Year: 2002
Author: Johann Van Reenen, Editor
Title: Digital Libraries and Virtual Workplaces. Important Initiatives for Latin America in the Information Age

Creation and conversion of data

      The most significant contribution of digital libraries is the creation of digital content, whether “born digital” or converted from print-based formats. Several representative digital library projects have been initiated to advance developments in both arenas. Noerr’s Digital Tool Kit and Fox’s Chapters 4 and 5 of this book provide extensive descriptions of current projects.

      Most library ventures into the creation of digital libraries include the conversion of local collections from print-based formats to digital formats. There are two major methods for conversion of text-based collections: manual re-keying of text and Optical Character Recognition (OCR) scanning. Before any text is converted a document structure or schema must be determined and the markup method developed. Of course the application software used to produce the collection must also be considered.

      If a re-keying process of the text is chosen, then the materials are removed from their shelves or cabinets, data entry is performed, errors detected and then corrected. This process is very labor intensive, slow and can be expensive if executed in-house by the library. Commercial service bureaus or conversion vendors with highly skilled data entry operators located in several countries can provide cost effective quality conversions. Typically, re-keying is considered to be the most expensive means of conversion.

      OCR scanning is a viable option for some text data conversion projects.

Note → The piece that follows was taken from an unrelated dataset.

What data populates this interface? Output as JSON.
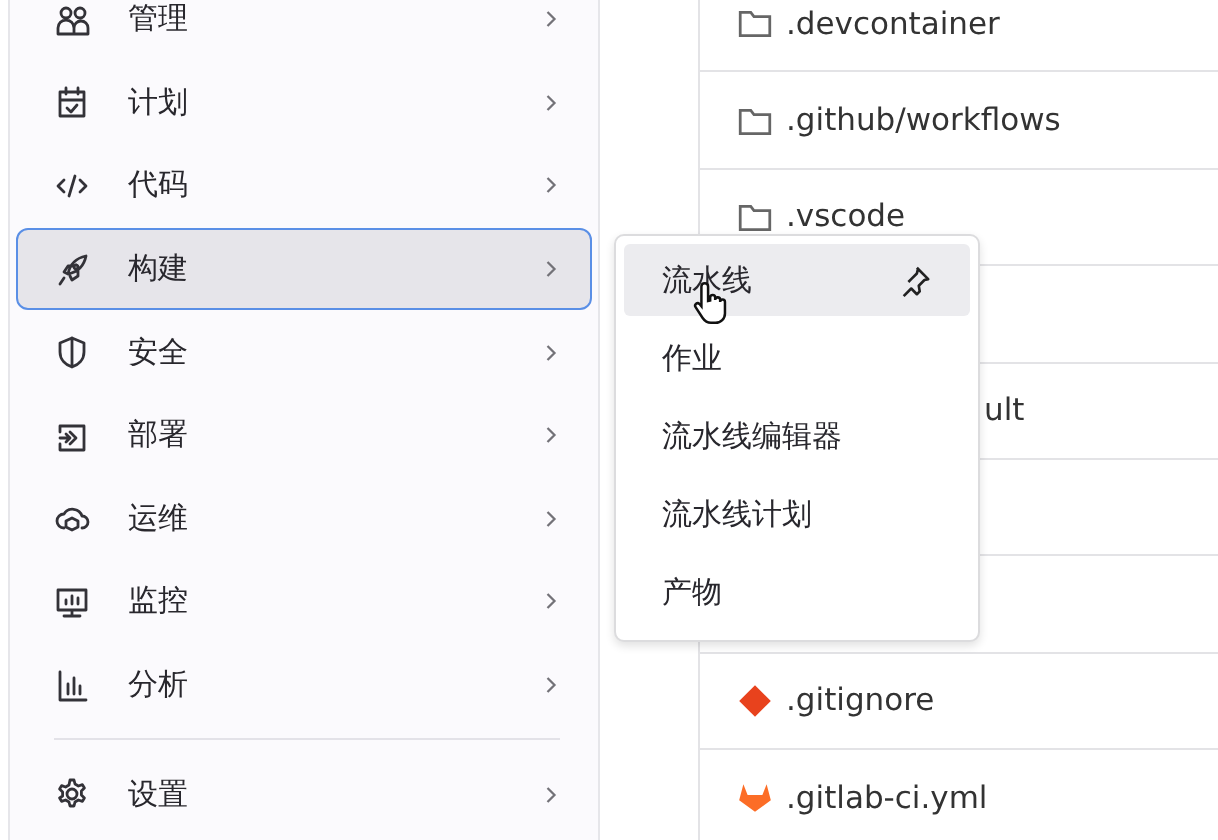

Rather than re-keying the text, scanners are used to “read” the characters and convert them into digitally encoded text.  Materials to be scanned must be removed from their storage containers. Bound materials may need to be photocopied or unbound. Scanning speeds can vary depending on the capacity of the scanners and the PC hardware and software selected. The quality of the original document ultimately will determine the quality of the scanned document.

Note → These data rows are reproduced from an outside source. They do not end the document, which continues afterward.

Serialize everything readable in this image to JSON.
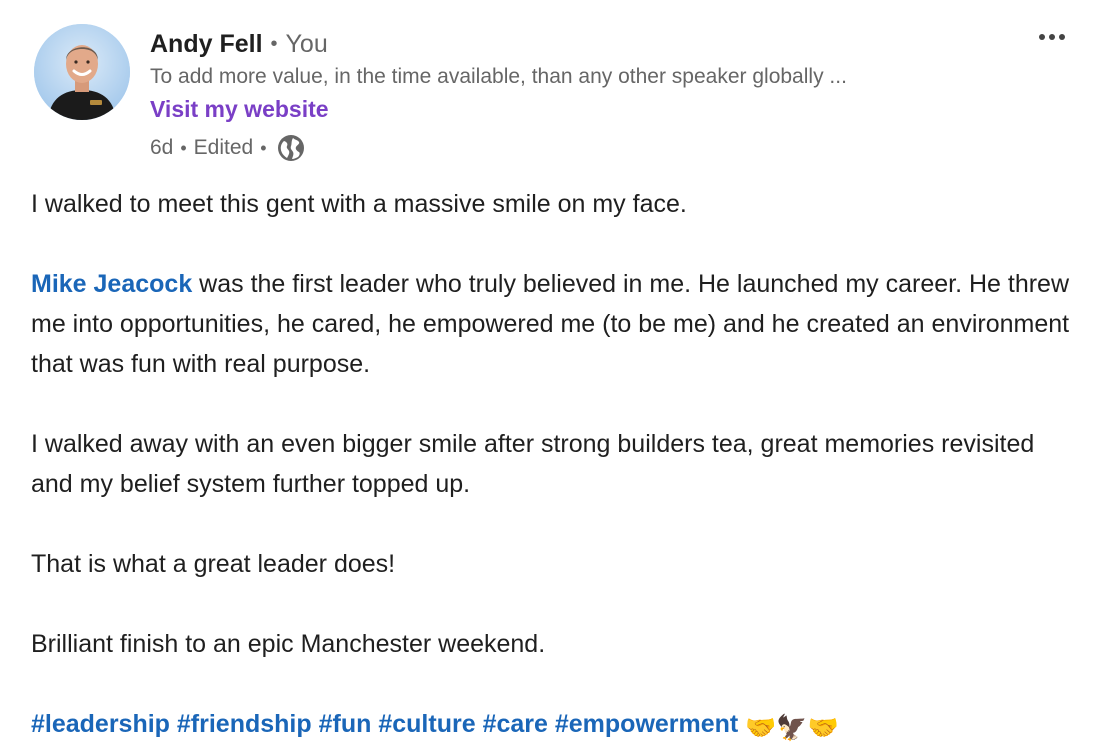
{
  "author": {
    "name": "Andy Fell",
    "relation": "You",
    "separator": "•",
    "headline": "To add more value, in the time available, than any other speaker globally ...",
    "website_label": "Visit my website",
    "time_ago": "6d",
    "edited_label": "Edited",
    "visibility_icon": "globe-icon"
  },
  "menu": {
    "more_icon": "ellipsis-icon"
  },
  "post": {
    "p1": "I walked to meet this gent with a massive smile on my face.",
    "p2_mention": "Mike Jeacock",
    "p2_text": " was the first leader who truly believed in me. He launched my career. He threw me into opportunities, he cared, he empowered me (to be me) and he created an environment that was fun with real purpose.",
    "p3": "I walked away with an even bigger smile after strong builders tea, great memories revisited and my belief system further topped up.",
    "p4": "That is what a great leader does!",
    "p5": "Brilliant finish to an epic Manchester weekend.",
    "hashtags": [
      "#leadership",
      "#friendship",
      "#fun",
      "#culture",
      "#care",
      "#empowerment"
    ],
    "emojis": [
      "🤝",
      "🦅",
      "🤝"
    ]
  },
  "colors": {
    "link_blue": "#1a66b8",
    "website_purple": "#7a3fc6",
    "muted_gray": "#666666",
    "text": "#1f1f1f"
  }
}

      The conversion of documents that include images (i.e. photos, drawings, maps, graphs) must be converted using scanners and document imaging techniques. Integrated commercial packages have been bundled with hardware (servers, scanners, and workstations) and the software to facilitate indexing and retrieval of the processed collections.

      Extensive developments have been accomplished in recent years to increase the functionality and productivity of conversion techniques. Open standards should be used where available, affordable and feasible. Avoid investing in conversions of data that will result in long term archival storage in proprietary data formats such as Adobe’s Acrobat. Will a reader program exist in 20 years that can read that data? Or will that data have to be repeatedly converted to keep pace with future versions of reader programs?

      Cornell University Library has published a Digital Imaging Tutorial in both English and Spanish (Cornell 2000).  The Northeast Document Conservation Center conducts the School for Scanning, see their web site for more information (

      Saffady (1999, p. 291) and Lesk (1997, p. 48) offer comprehensive chapters on digital libraries and text conversions. The Archives Builders provides extensive information on document conversion techniques, see web site for more information (

      While the focus of this chapter has been on the technical aspects of digital libraries, perhaps the most valuable investment an organization can make is in the human resources necessary to create and support the hardware infrastructure and the creation and conversion of content. The recruitment and hiring of knowledgeable technicians is crucial, but the commitment does not end there. Ongoing training is a must. The constant surveying of technological developments and new digital library projects will be required to maintain an awareness of new techniques.